◆ What you need to do: In the copy, include no pictures. Reproduce the rest of the entries exactly.

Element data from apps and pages

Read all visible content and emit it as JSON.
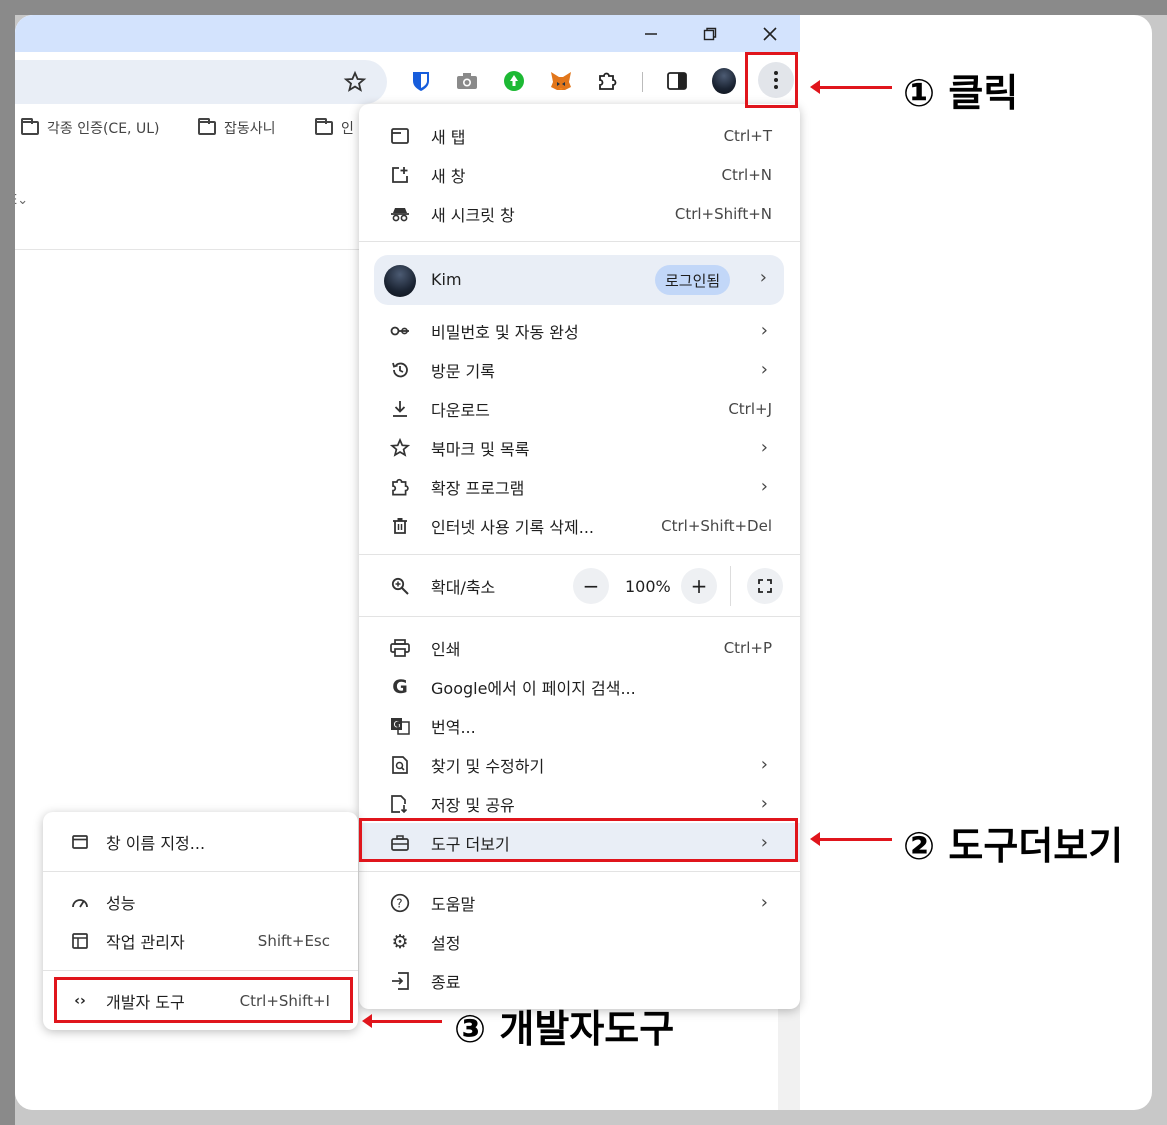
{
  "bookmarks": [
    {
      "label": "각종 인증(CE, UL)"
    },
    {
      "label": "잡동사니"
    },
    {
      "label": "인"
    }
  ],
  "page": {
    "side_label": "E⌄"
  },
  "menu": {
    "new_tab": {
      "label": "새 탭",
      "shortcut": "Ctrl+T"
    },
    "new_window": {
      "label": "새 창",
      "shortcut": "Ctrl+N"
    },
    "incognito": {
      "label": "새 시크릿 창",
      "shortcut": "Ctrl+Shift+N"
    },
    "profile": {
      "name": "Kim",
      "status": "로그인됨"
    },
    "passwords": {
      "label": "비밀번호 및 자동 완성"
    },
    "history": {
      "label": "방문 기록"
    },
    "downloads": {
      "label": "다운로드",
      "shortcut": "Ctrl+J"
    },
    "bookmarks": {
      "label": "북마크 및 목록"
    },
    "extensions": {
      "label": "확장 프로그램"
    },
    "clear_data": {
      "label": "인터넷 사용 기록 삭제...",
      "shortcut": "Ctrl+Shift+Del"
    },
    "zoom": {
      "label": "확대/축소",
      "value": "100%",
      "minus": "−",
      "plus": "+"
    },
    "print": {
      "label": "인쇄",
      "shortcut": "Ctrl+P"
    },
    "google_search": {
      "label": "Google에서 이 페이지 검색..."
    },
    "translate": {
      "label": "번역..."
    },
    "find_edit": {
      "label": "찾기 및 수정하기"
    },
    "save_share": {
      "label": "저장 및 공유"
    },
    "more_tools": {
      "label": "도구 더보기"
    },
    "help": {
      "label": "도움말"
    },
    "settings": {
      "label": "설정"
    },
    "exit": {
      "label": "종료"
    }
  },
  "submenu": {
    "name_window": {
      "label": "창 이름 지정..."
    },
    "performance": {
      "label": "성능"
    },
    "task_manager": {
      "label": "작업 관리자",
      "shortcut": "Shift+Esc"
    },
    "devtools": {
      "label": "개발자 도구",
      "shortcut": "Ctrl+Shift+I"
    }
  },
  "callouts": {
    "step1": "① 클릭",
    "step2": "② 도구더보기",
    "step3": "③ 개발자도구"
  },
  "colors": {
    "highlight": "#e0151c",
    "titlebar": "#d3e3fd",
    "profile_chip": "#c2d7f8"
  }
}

◆ Solution for this problem:
Read all visible content and emit it as JSON.
{
  "bookmarks": [
    {
      "label": "각종 인증(CE, UL)"
    },
    {
      "label": "잡동사니"
    },
    {
      "label": "인"
    }
  ],
  "page": {
    "side_label": "E⌄"
  },
  "menu": {
    "new_tab": {
      "label": "새 탭",
      "shortcut": "Ctrl+T"
    },
    "new_window": {
      "label": "새 창",
      "shortcut": "Ctrl+N"
    },
    "incognito": {
      "label": "새 시크릿 창",
      "shortcut": "Ctrl+Shift+N"
    },
    "profile": {
      "name": "Kim",
      "status": "로그인됨"
    },
    "passwords": {
      "label": "비밀번호 및 자동 완성"
    },
    "history": {
      "label": "방문 기록"
    },
    "downloads": {
      "label": "다운로드",
      "shortcut": "Ctrl+J"
    },
    "bookmarks": {
      "label": "북마크 및 목록"
    },
    "extensions": {
      "label": "확장 프로그램"
    },
    "clear_data": {
      "label": "인터넷 사용 기록 삭제...",
      "shortcut": "Ctrl+Shift+Del"
    },
    "zoom": {
      "label": "확대/축소",
      "value": "100%",
      "minus": "−",
      "plus": "+"
    },
    "print": {
      "label": "인쇄",
      "shortcut": "Ctrl+P"
    },
    "google_search": {
      "label": "Google에서 이 페이지 검색..."
    },
    "translate": {
      "label": "번역..."
    },
    "find_edit": {
      "label": "찾기 및 수정하기"
    },
    "save_share": {
      "label": "저장 및 공유"
    },
    "more_tools": {
      "label": "도구 더보기"
    },
    "help": {
      "label": "도움말"
    },
    "settings": {
      "label": "설정"
    },
    "exit": {
      "label": "종료"
    }
  },
  "submenu": {
    "name_window": {
      "label": "창 이름 지정..."
    },
    "performance": {
      "label": "성능"
    },
    "task_manager": {
      "label": "작업 관리자",
      "shortcut": "Shift+Esc"
    },
    "devtools": {
      "label": "개발자 도구",
      "shortcut": "Ctrl+Shift+I"
    }
  },
  "callouts": {
    "step1": "① 클릭",
    "step2": "② 도구더보기",
    "step3": "③ 개발자도구"
  },
  "colors": {
    "highlight": "#e0151c",
    "titlebar": "#d3e3fd",
    "profile_chip": "#c2d7f8"
  }
}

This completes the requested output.